Money leaks are simply any amount of money that you spend and unable to identify what you spent that money on at the end of the month when reviewing your bank and/or credit card statements. Even if you can’t physically see the money oozing out of your pockets, you have sprung a money leak the moment you have those unidentified expenses.
Is your money leaking?
Money leaks have to be patched. But, before you can patch your money leaks, you’ll have to identify their source. Fortunately, most are easy to find; here are five that may have slipped under your radar without feeling it.
- Money spends on airtime/data– Ever wondered how much money you spend on data and airtime per month. I did the exercise to check how much l was really spending on this little devil money leak. I was surprised by my total of that little airtime l buy almost every day accumulating to R500. For me, that is a very big pinch on my pockets which l could have channeled to savings. Here is what l have done to patch this leak. I now buy data that last me for the month and only spend R100 on data. I buy airtime of R100 for the month and make use of WhatsApp to chat with family. Yippee, that’s now R300 GOING TO SAVINGS!!
- Buying lunch and breakfast– if you are working and find yourself buying lunch and breakfast every day. You leaking some money which you could have put to your savings. I thank my mum for teaching me a great lesson of always carrying lunch to work and that saves me a lot of money. Just doing a simple calculation of how much money you are wasting. Picture this: you buy breakfast for R20, and lunch for R30 every day. From Monday to Friday you would have spent R250, then in a month, its R1000 calculate that by 12, in a year you have simply stolen R12000 from your savings. Let’s be financially savvy every dollar matters
- Money on sweets or chocolates– l am a chocolate lover so l just have to put this. Cause it’s something l had to patch on my budget. Each stop on the garage to fill up, l would always find myself in the store grabbing a bar of chocolate. I checked all those small amounts and was amazed that accumulated to R300. As l said before for me any amount matters, so l had to revisit my spending on this. Now l buy a packet of sweets and chocolates and at most l spend R100. Yippee, that’s R200 l manage to patch and can find itself to the savings.
- Money On Bank Charges– Did you know that the cheque cards have different bank charges they attract depending on the group and colour? That is measured according to your yearly income. What the so-called private bankers don’t tell you is how much bank charges the upgrading of your card would cost. The normal cards our blue and gold ones most of the South African banks do charge R100 – R150 and if you upgrade to silver and black cards your bank charges will be from R250 – R450. For me to be honest the card colour doesn’t really matter because they all serve the same purpose, so why would l give my money away. You must always be careful and know questions to ask if your bank asks for an account upgrade. The most important question to ask is “what it is in for your money?”
- Subscriptions you don’t use – many people do have gym membership they don’t use.
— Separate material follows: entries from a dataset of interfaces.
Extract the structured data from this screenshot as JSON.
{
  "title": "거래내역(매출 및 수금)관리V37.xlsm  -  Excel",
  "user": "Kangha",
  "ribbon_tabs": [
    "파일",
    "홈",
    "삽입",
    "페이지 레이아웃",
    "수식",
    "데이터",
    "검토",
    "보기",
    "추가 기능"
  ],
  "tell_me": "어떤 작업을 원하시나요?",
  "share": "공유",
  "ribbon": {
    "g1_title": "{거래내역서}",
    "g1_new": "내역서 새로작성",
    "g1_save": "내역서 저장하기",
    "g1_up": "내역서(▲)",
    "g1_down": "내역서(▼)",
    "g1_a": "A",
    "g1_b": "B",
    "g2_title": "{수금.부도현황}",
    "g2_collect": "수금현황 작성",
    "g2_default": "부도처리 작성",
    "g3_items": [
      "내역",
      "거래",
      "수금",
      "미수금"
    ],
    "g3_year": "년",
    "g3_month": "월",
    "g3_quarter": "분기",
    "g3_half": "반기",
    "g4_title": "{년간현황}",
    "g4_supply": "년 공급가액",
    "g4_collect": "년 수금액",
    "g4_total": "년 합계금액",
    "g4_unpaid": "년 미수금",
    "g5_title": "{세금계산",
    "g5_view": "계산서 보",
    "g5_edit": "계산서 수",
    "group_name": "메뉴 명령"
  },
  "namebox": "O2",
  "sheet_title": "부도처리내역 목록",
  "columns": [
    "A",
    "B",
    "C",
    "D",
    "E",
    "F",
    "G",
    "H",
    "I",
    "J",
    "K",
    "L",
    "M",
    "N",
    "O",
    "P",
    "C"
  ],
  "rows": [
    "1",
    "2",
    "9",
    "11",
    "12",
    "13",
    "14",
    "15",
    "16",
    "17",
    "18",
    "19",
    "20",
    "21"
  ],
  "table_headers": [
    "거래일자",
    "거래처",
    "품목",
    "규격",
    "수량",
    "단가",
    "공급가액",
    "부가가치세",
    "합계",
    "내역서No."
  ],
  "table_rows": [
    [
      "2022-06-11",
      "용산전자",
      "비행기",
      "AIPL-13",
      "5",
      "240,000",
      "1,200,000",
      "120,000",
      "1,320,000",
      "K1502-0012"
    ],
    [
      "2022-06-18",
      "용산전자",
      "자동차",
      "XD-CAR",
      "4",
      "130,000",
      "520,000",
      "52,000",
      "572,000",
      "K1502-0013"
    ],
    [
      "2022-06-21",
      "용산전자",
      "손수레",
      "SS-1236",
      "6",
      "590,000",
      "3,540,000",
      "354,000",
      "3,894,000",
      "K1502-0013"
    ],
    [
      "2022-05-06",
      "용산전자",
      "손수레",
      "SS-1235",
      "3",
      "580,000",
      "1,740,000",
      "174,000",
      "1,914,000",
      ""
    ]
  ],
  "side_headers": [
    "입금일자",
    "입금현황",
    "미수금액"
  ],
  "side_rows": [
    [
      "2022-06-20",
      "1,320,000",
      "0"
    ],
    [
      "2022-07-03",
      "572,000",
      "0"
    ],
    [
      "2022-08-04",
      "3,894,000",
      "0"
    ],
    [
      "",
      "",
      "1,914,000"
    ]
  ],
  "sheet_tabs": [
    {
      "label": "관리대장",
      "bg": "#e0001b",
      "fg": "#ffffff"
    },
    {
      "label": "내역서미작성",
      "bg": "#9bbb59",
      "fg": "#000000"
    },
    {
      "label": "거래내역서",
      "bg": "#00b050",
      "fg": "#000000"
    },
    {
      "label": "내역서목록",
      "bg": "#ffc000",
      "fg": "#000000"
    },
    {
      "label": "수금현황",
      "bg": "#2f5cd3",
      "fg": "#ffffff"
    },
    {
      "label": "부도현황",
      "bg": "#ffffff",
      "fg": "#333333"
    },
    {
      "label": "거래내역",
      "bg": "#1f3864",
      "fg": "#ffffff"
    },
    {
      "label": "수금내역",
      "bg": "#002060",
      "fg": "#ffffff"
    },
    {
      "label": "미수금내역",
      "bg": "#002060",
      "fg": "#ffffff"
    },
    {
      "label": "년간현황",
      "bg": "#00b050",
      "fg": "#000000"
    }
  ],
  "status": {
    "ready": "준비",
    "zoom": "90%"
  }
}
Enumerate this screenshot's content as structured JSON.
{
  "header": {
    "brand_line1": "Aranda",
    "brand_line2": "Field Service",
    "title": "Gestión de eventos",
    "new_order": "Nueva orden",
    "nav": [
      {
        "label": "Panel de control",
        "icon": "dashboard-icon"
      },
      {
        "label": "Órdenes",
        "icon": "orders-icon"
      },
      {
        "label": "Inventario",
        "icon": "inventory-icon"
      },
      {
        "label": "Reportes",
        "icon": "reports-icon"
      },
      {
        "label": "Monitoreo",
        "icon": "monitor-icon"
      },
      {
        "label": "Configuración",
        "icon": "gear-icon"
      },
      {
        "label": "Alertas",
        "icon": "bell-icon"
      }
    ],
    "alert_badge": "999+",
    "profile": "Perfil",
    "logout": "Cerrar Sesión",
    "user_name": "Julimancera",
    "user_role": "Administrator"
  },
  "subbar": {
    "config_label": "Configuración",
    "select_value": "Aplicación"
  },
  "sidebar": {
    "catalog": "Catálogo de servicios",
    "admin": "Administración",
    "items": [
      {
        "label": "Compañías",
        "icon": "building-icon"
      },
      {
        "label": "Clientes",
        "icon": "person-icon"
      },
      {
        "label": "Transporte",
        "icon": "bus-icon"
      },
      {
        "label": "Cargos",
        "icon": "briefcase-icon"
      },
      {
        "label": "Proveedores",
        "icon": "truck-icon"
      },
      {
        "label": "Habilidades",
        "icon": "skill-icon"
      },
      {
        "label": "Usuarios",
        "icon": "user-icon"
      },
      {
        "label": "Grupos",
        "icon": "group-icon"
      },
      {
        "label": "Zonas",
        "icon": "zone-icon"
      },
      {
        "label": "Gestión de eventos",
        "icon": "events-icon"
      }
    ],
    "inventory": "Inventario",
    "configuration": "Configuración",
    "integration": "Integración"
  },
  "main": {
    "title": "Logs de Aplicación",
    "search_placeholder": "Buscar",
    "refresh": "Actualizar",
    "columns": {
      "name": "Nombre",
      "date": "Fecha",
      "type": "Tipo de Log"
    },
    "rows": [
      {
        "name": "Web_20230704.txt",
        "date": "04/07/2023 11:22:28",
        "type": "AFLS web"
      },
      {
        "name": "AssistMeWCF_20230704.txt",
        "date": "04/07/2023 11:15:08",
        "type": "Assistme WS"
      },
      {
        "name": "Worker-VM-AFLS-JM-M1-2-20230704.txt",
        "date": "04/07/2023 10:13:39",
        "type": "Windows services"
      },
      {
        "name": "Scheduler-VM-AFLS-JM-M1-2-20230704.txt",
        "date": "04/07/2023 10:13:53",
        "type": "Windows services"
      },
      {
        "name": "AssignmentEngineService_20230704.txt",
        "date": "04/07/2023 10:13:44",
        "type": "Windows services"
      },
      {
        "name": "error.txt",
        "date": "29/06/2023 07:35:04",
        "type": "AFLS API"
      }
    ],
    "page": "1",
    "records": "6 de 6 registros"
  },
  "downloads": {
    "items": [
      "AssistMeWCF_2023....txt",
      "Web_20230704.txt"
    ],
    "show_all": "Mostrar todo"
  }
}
That is throwing away money that could have gone to savings. Always ask yourself if the subscription you are signing up for, you can commit to it. Cause it does not make sense to subscribe to something and not be using. Let’s patch up that money leak.
Now is the time to start doing things differently to win your money game. Hopefully, this whole exercise wasn’t too strenuous for you. I bet that if you took a good hour and did some solid investigation, you could find at least R100 in savings. Now that you’ve either found those savings let’s put that money into action and make it work for you!
A major difference between wealthy people and the rest of us is that wealthy people put their money to work. Wealthy people may go to work to earn money, but every day their savings are also going to work, making them even more money through their investments. Fewer money leaks mean more money in your pocket.
By Talent Tarie Manyonga